- Exercise -
Print a faithful copy of the data below, word for word, with the pictures left out.

- Information -

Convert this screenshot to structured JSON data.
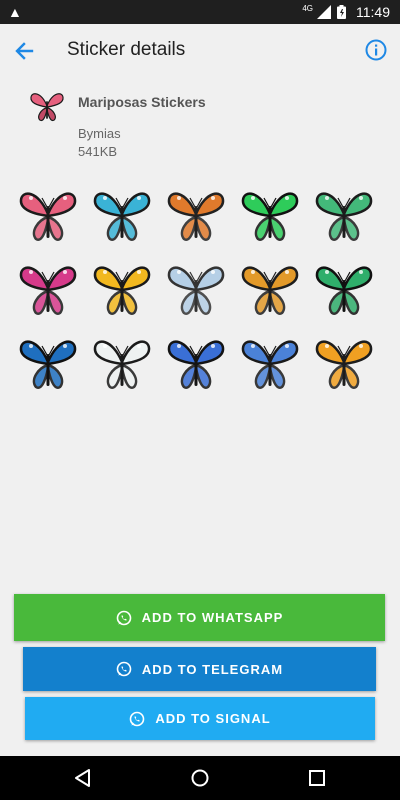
{
  "status_bar": {
    "time": "11:49",
    "network": "4G"
  },
  "app_bar": {
    "title": "Sticker details",
    "back_icon": "arrow-back-icon",
    "info_icon": "info-icon"
  },
  "pack": {
    "name": "Mariposas Stickers",
    "publisher": "Bymias",
    "size": "541KB"
  },
  "stickers": [
    {
      "colors": [
        "#e6607e",
        "#1b1b1b"
      ]
    },
    {
      "colors": [
        "#3ab3d6",
        "#1a1a1a"
      ]
    },
    {
      "colors": [
        "#e07a2c",
        "#222222"
      ]
    },
    {
      "colors": [
        "#2ecc5a",
        "#111111"
      ]
    },
    {
      "colors": [
        "#43b97a",
        "#1c1c1c"
      ]
    },
    {
      "colors": [
        "#d63a8a",
        "#1a1a1a"
      ]
    },
    {
      "colors": [
        "#f2b81f",
        "#1a1a1a"
      ]
    },
    {
      "colors": [
        "#b5cfe6",
        "#333333"
      ]
    },
    {
      "colors": [
        "#e39a2a",
        "#1e1e1e"
      ]
    },
    {
      "colors": [
        "#2fae6b",
        "#111111"
      ]
    },
    {
      "colors": [
        "#1f6fbf",
        "#111111"
      ]
    },
    {
      "colors": [
        "#eef2f2",
        "#1b1b1b"
      ]
    },
    {
      "colors": [
        "#3a6fd6",
        "#141414"
      ]
    },
    {
      "colors": [
        "#4b82d8",
        "#1a1a1a"
      ]
    },
    {
      "colors": [
        "#f0a022",
        "#1d1d1d"
      ]
    }
  ],
  "buttons": {
    "whatsapp": "ADD TO WHATSAPP",
    "telegram": "ADD TO TELEGRAM",
    "signal": "ADD TO SIGNAL"
  },
  "colors": {
    "whatsapp": "#49b93b",
    "telegram": "#1380cd",
    "signal": "#20abf2",
    "accent": "#1e88e5"
  }
}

- Result of the task -
Convert this screenshot to structured JSON data.
{
  "status_bar": {
    "time": "11:49",
    "network": "4G"
  },
  "app_bar": {
    "title": "Sticker details",
    "back_icon": "arrow-back-icon",
    "info_icon": "info-icon"
  },
  "pack": {
    "name": "Mariposas Stickers",
    "publisher": "Bymias",
    "size": "541KB"
  },
  "stickers": [
    {
      "colors": [
        "#e6607e",
        "#1b1b1b"
      ]
    },
    {
      "colors": [
        "#3ab3d6",
        "#1a1a1a"
      ]
    },
    {
      "colors": [
        "#e07a2c",
        "#222222"
      ]
    },
    {
      "colors": [
        "#2ecc5a",
        "#111111"
      ]
    },
    {
      "colors": [
        "#43b97a",
        "#1c1c1c"
      ]
    },
    {
      "colors": [
        "#d63a8a",
        "#1a1a1a"
      ]
    },
    {
      "colors": [
        "#f2b81f",
        "#1a1a1a"
      ]
    },
    {
      "colors": [
        "#b5cfe6",
        "#333333"
      ]
    },
    {
      "colors": [
        "#e39a2a",
        "#1e1e1e"
      ]
    },
    {
      "colors": [
        "#2fae6b",
        "#111111"
      ]
    },
    {
      "colors": [
        "#1f6fbf",
        "#111111"
      ]
    },
    {
      "colors": [
        "#eef2f2",
        "#1b1b1b"
      ]
    },
    {
      "colors": [
        "#3a6fd6",
        "#141414"
      ]
    },
    {
      "colors": [
        "#4b82d8",
        "#1a1a1a"
      ]
    },
    {
      "colors": [
        "#f0a022",
        "#1d1d1d"
      ]
    }
  ],
  "buttons": {
    "whatsapp": "ADD TO WHATSAPP",
    "telegram": "ADD TO TELEGRAM",
    "signal": "ADD TO SIGNAL"
  },
  "colors": {
    "whatsapp": "#49b93b",
    "telegram": "#1380cd",
    "signal": "#20abf2",
    "accent": "#1e88e5"
  }
}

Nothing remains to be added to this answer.